I remember the first time I heard that a stage adaptation of one of my favourite books, The Curious Incident of the Dog in the Night Time (or ‘Curious Incident’ for short) by Mark Haddon, was in the works. It was 4 years ago in May, to be exact, and the show was set to open that August. I was at uni with very minimal funds, so getting to the theatre wasn’t easy, but ever since then it’s been right at the top of my theatre wish list.
I read the book when I was younger and completely fell in love with it. So much so, in fact, that the pages all fell out and I had to throw my copy away! I’m always a little apprehensive when something I love is being adapted, but – with the show having won 7 Oliviers and 5 Tony Awards – I was pretty sure it was going to be amazing. And how right I was!

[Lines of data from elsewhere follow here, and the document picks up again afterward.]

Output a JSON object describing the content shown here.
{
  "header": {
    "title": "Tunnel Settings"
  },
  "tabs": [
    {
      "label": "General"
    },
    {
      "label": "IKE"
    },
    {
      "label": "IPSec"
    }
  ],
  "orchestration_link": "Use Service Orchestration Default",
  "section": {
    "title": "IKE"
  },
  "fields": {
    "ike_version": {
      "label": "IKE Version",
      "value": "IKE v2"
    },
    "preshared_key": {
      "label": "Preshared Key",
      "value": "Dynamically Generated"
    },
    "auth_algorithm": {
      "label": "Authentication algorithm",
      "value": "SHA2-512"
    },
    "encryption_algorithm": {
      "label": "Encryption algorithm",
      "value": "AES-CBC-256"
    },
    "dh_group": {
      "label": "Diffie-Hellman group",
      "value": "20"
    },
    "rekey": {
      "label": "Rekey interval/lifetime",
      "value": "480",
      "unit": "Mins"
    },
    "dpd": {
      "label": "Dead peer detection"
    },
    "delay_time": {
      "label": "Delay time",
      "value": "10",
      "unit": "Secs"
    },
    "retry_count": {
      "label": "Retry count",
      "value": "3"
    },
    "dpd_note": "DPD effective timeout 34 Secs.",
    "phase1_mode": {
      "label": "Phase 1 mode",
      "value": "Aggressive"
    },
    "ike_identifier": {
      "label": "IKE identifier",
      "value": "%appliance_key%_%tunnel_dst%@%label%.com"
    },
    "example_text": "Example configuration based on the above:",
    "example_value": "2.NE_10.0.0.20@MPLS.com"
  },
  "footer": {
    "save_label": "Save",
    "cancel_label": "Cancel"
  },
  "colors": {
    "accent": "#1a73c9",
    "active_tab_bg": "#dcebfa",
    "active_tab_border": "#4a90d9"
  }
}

I was surprised with a weekend away to London and tickets to see Curious Incident by my lovely girlfriend Helen, after having a pretty stressful week and just needing some time to ourselves. We stayed in the Z hotel near Victoria station which was ridiculously cute – the staff were all lovely, the bed was so comfy, and most importantly there was a free cheese and wine buffet. A FREE BLOODY CHEESE AND WINE BUFFET. I was in my element! We decided to avoid public transport completely and walk everywhere all weekend, which I highly recommend. It’s much less effort than you’d expect, and we got to see so many little bits of London that we’d have missed otherwise!
After a morning of wandering, we went to the Saturday matinee showing. I was immediately taken by the fascinating set design – a giant 3D cube marked with coordinates and equipped with changing LED lights, which would later serve as an interactive chalkboard, train station set, a map of London, the night sky, 3D staircase, prop-passer-througher (the technical term, I’m sure) and so many other things. The story is based very much around the human mind, and it was so clever how the stage itself seemed to embody this – with its many functions and processes.
Christopher, the story’s protagonist, has autism, and I was very impressed with the way this was portrayed both accurately and sensitively by Thomas Dennis, who is actually the role’s understudy. In fact, all of the acting was phenomenal, and the show gave a fantastic insight into the psychological conditions like autism. The minimalism and immersiveness let you truly empathise with Christopher’s thought processes, and offered an interesting perspective on how our brains function. What I really enjoyed was how it kept exactly to the book’s narrative, with most of the dialogue lifted straight from its pages. It was exactly what I, as a huge fan of the story, was hoping for!
We finished our weekend with an amazing Thai curry, some violet & pistachio macaroons, and one final walk through London. I had the best time, and it’s made me realise how much I love the theatre. Obviously I hadn’t forgotten (I listen to musicals soundtracks every day – there’s nothing like a bit of Les Miserables to add a touch of drama to your commute!), but I’ll definitely be making more time to actually get to see shows from now on. It was just the loveliest way to spend a Saturday.
Have you seen or read Curious Incident? Did you love it as much as I did?